Instructions for the task: All lines in the records below that hold "icon" are to be shown.

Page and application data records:
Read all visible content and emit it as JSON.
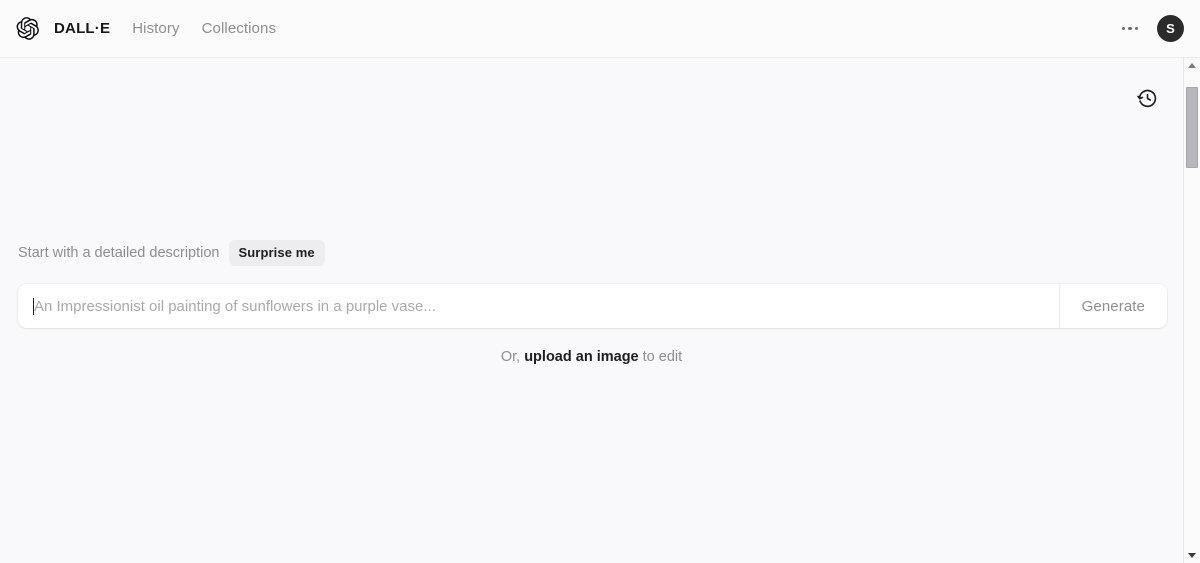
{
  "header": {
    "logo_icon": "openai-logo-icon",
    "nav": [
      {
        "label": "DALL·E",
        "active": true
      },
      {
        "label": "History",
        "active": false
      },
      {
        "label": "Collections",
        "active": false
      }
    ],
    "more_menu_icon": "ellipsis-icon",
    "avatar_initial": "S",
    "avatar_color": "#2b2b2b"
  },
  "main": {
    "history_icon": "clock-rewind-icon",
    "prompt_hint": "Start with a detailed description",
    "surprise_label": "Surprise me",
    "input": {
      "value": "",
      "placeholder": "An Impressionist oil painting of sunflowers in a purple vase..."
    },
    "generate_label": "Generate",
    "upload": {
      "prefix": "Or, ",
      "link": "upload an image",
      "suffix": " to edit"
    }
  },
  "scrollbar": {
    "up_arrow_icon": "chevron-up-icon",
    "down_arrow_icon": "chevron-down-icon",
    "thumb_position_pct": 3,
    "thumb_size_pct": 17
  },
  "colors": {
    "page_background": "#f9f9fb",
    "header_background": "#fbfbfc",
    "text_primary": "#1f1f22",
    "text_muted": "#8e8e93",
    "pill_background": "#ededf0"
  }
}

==

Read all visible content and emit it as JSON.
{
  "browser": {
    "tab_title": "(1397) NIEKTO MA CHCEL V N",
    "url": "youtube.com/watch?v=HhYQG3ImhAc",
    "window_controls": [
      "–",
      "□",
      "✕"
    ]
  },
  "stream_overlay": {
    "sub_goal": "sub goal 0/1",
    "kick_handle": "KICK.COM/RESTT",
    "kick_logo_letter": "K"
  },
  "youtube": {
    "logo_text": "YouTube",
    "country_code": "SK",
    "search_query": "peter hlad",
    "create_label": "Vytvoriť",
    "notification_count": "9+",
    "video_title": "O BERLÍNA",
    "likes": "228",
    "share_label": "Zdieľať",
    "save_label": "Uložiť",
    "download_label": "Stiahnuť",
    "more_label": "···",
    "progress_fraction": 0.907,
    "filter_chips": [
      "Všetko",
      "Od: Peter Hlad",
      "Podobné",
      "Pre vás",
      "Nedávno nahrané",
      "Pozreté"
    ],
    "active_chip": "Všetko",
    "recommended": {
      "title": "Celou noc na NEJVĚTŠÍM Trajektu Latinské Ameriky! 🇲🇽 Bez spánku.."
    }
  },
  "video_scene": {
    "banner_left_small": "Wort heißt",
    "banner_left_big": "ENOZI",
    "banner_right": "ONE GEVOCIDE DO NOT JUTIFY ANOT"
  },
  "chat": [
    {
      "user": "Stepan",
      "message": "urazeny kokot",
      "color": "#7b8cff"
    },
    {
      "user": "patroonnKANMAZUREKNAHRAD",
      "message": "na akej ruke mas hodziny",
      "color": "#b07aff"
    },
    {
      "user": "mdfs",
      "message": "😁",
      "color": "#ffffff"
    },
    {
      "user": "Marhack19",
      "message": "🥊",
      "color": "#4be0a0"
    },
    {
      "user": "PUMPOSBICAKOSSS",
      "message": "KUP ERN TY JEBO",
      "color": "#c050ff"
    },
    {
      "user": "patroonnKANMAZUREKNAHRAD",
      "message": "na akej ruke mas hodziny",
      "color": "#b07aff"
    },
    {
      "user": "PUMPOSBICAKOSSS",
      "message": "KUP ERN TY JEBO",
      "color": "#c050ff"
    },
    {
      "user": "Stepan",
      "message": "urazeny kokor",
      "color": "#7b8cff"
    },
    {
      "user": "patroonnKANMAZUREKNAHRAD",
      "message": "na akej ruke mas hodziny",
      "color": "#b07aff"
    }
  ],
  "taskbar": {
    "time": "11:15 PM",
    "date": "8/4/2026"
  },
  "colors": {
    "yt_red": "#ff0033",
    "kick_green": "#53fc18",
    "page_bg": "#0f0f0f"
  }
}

Response to this exercise:
    "logo_icon": "openai-logo-icon",
    "more_menu_icon": "ellipsis-icon",
    "history_icon": "clock-rewind-icon",
    "up_arrow_icon": "chevron-up-icon",
    "down_arrow_icon": "chevron-down-icon",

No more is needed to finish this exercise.